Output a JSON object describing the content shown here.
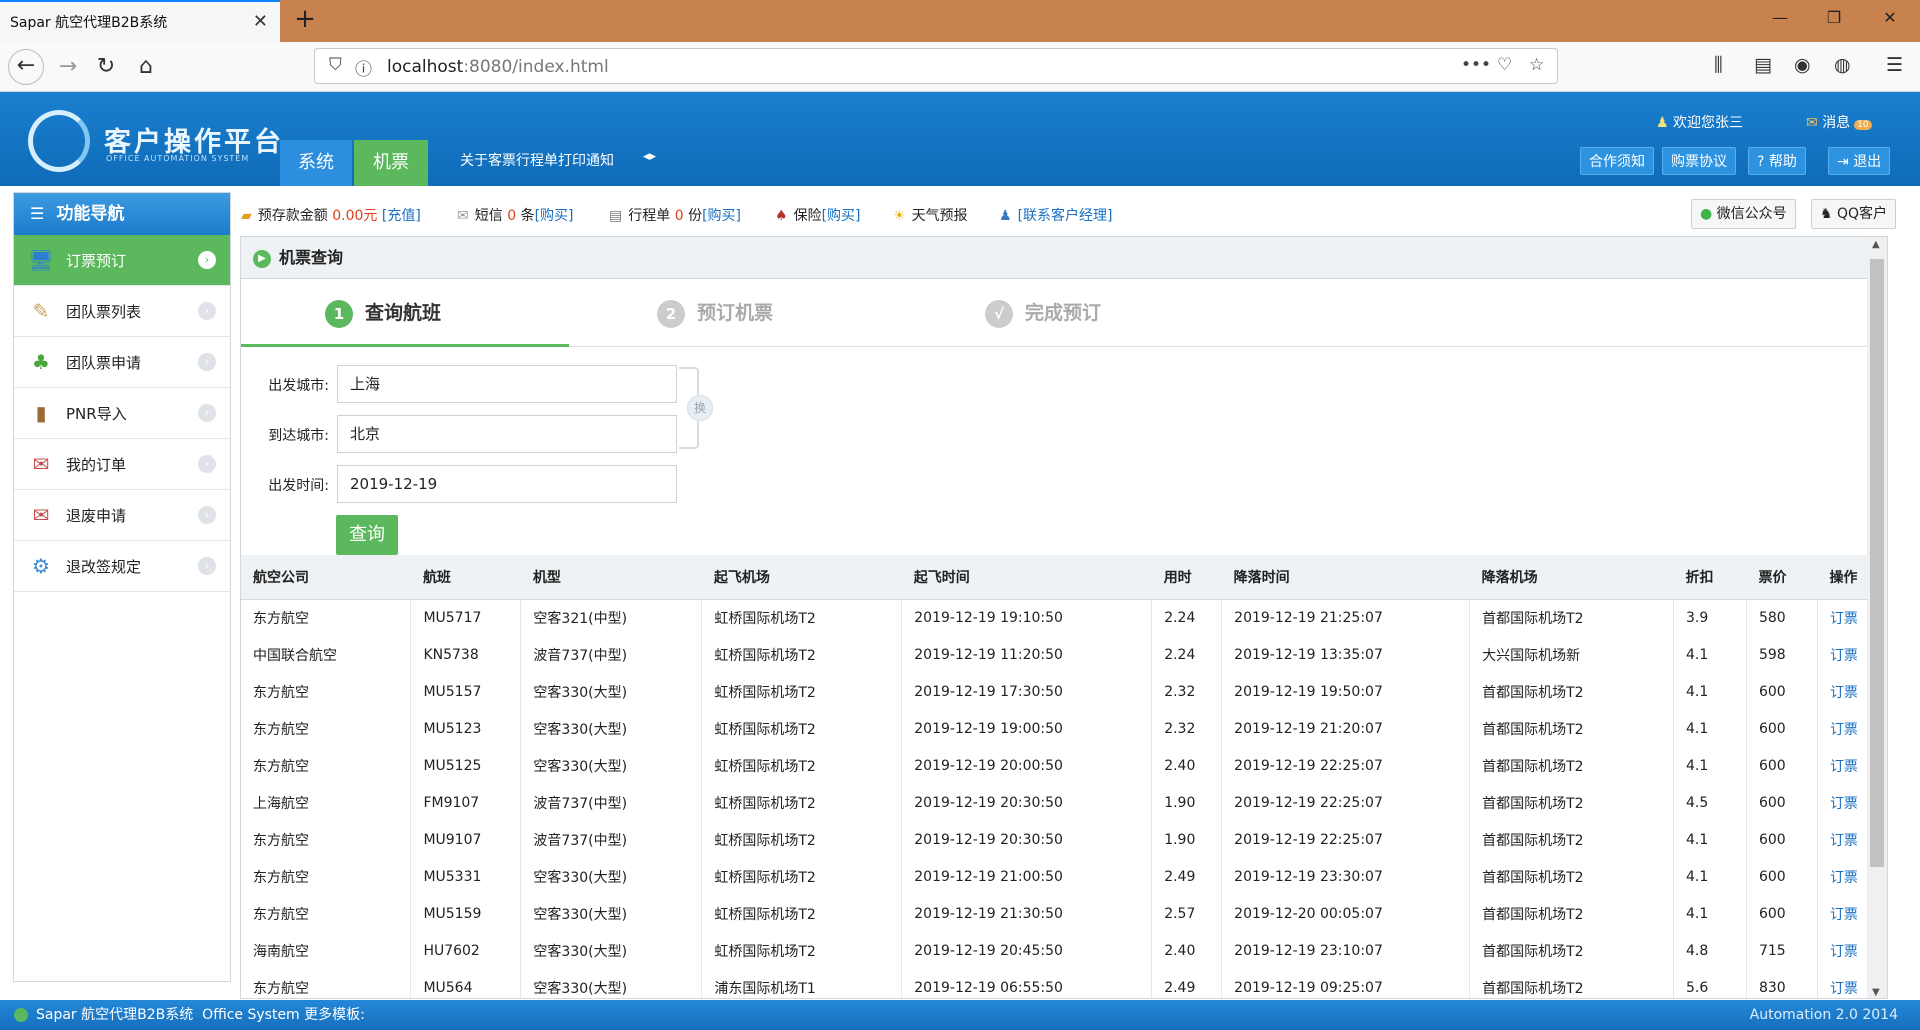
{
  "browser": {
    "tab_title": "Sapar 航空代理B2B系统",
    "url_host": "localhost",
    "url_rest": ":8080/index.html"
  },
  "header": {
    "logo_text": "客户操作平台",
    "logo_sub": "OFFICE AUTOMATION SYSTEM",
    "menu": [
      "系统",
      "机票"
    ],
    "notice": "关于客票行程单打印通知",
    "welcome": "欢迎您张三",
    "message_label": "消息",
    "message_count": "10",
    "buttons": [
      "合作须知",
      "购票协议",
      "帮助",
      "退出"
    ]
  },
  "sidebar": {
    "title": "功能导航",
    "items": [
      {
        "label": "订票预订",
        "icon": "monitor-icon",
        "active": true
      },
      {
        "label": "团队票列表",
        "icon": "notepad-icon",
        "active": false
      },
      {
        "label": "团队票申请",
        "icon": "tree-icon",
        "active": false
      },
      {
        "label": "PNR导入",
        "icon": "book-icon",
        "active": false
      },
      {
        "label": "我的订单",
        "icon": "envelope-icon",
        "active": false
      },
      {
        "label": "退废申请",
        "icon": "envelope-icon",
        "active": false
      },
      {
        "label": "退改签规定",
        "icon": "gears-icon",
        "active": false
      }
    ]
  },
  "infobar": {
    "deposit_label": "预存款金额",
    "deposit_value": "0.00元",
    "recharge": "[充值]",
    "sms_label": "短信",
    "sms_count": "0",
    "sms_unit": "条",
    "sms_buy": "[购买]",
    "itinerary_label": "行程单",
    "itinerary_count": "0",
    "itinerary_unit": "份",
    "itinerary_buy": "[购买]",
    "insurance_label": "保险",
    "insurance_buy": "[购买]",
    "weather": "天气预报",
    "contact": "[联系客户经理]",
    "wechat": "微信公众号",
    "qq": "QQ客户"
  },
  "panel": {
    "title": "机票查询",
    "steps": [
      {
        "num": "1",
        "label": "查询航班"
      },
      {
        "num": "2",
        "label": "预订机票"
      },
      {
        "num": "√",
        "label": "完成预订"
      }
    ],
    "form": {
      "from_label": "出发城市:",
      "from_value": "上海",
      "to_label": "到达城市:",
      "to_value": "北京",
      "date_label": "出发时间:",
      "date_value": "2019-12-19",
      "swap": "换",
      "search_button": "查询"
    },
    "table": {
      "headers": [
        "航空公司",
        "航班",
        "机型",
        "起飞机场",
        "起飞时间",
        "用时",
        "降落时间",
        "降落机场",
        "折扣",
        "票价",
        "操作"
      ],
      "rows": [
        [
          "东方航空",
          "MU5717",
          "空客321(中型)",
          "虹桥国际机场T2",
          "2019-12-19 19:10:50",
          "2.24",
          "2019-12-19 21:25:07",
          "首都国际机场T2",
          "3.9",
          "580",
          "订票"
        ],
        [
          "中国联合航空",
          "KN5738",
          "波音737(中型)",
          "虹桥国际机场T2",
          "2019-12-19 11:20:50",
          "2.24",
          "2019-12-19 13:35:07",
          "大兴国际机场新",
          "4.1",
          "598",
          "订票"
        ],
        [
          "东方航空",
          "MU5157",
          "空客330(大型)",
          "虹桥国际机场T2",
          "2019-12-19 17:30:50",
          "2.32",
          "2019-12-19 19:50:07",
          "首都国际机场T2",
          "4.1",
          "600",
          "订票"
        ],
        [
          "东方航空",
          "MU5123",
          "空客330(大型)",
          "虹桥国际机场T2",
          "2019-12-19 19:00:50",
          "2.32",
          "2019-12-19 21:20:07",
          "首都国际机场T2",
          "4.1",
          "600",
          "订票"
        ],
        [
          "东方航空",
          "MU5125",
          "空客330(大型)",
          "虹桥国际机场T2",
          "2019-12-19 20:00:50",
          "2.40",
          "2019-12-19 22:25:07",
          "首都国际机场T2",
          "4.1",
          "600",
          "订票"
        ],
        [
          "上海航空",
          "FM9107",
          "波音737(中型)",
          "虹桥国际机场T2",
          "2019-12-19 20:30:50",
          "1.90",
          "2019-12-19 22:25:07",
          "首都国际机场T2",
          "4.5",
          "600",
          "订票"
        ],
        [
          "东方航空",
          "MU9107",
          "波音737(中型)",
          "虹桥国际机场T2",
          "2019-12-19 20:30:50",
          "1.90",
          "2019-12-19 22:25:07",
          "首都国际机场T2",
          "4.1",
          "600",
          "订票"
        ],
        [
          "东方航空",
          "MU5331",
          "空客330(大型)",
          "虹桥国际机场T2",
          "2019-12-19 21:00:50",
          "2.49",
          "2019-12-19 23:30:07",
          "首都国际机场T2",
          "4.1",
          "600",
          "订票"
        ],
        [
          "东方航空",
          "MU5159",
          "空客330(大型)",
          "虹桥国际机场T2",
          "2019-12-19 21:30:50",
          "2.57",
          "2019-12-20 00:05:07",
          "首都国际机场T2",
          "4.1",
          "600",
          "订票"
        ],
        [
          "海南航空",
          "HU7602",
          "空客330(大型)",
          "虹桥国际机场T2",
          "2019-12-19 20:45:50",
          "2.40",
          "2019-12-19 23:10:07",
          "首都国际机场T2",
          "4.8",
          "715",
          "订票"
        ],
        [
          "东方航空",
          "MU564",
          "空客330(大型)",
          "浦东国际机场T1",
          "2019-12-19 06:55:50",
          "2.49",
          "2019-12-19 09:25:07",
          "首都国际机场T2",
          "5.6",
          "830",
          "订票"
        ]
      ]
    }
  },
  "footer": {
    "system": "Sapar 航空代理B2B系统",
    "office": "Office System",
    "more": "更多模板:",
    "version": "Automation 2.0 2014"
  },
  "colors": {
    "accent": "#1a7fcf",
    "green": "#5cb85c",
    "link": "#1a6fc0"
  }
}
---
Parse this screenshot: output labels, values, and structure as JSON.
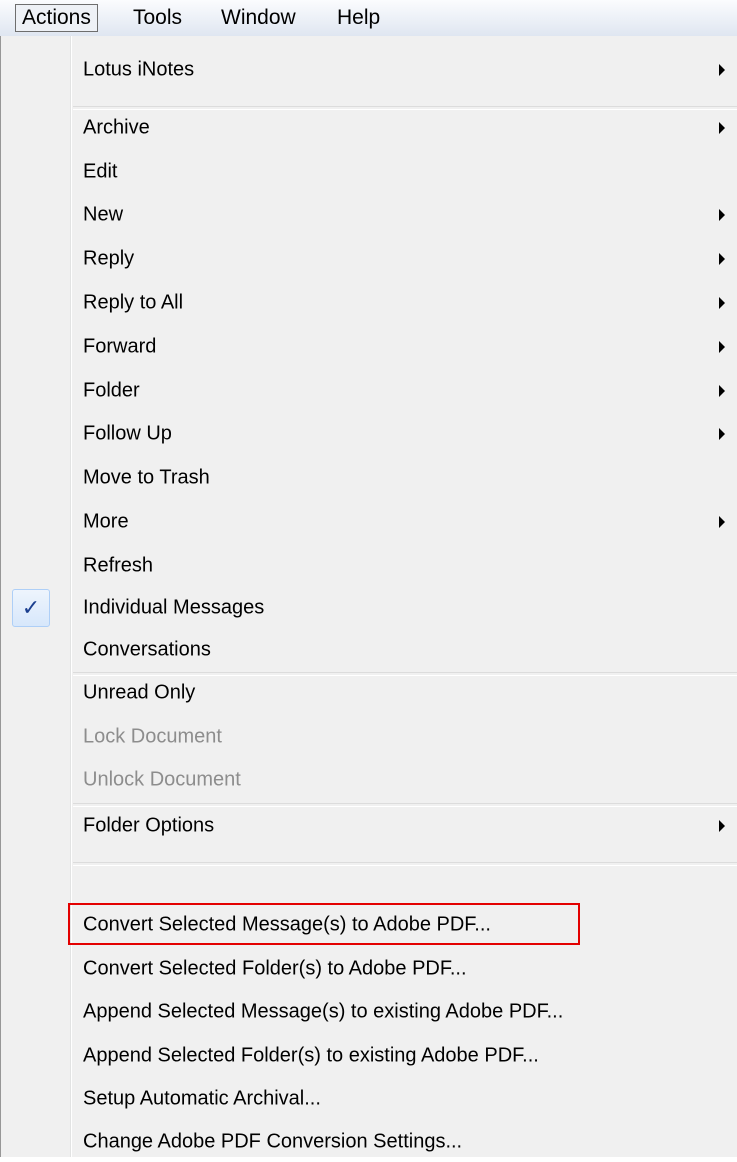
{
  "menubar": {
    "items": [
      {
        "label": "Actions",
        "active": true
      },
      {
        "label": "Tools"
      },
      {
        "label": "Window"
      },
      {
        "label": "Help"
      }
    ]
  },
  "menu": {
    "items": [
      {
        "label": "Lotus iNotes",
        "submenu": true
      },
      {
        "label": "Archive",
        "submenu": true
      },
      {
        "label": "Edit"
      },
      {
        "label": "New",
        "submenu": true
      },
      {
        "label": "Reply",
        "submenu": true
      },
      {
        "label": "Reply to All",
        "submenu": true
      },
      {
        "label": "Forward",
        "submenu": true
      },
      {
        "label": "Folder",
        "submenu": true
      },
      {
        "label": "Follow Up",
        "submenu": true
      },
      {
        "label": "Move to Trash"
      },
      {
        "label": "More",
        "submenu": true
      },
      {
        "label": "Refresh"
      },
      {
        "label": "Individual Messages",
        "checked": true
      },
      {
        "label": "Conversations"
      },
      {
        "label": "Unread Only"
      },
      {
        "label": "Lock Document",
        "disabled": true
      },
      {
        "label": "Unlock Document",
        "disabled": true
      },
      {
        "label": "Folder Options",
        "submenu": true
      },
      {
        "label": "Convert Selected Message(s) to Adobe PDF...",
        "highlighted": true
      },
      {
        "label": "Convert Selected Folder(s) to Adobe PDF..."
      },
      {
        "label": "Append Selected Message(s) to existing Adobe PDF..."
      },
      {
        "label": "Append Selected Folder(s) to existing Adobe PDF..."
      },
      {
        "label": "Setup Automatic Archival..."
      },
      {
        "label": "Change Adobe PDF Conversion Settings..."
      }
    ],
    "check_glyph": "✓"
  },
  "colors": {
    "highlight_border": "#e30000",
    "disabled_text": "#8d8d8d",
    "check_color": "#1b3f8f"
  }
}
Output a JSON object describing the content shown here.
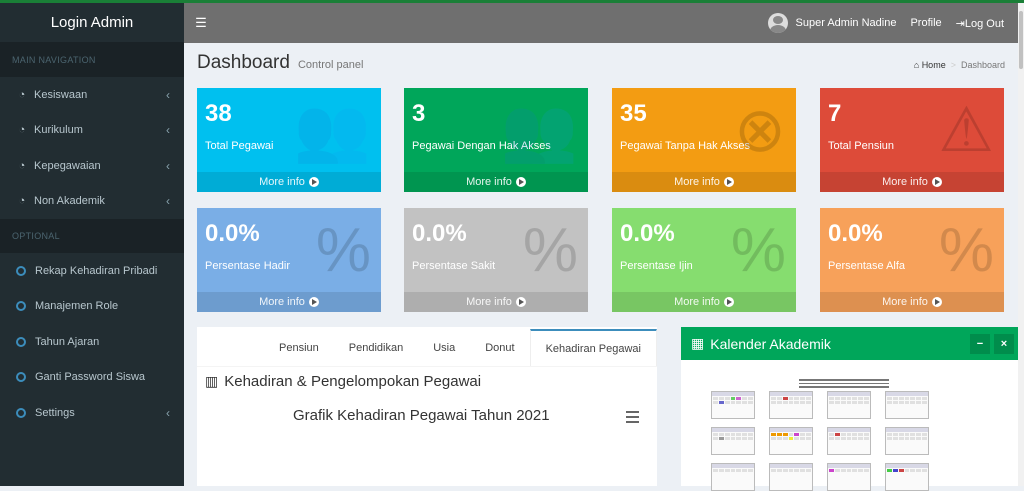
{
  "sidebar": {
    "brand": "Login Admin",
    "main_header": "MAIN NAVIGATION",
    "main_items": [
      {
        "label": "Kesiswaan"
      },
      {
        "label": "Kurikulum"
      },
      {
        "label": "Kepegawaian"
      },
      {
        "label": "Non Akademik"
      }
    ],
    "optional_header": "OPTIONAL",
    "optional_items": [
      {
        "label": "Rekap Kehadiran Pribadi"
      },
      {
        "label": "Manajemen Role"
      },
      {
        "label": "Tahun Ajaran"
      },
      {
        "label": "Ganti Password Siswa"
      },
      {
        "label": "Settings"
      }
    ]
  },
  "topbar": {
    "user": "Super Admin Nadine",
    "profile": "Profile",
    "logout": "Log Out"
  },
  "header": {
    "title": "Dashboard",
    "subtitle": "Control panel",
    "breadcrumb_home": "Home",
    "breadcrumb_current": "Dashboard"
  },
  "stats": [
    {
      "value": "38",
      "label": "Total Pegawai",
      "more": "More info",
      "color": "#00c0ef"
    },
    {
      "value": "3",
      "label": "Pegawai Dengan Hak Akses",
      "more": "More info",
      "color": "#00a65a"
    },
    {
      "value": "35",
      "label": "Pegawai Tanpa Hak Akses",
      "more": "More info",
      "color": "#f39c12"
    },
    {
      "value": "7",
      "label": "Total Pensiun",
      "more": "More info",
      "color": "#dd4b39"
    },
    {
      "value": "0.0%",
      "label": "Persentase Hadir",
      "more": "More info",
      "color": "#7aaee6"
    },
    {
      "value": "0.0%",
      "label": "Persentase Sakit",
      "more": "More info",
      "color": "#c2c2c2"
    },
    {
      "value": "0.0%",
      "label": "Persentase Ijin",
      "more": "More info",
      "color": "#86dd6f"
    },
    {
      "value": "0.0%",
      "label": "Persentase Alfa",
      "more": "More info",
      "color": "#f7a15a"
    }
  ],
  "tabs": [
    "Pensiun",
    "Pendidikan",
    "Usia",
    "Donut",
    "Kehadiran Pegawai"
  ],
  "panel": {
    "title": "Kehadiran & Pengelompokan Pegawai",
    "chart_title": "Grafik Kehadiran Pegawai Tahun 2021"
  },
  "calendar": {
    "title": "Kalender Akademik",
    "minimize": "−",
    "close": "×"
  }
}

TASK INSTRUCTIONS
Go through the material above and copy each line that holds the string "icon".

TASK OUTPUT
        "icon": "monitor-icon",
        "icon": "notepad-icon",
        "icon": "tree-icon",
        "icon": "book-icon",
        "icon": "envelope-icon",
        "icon": "envelope-icon",
        "icon": "gears-icon",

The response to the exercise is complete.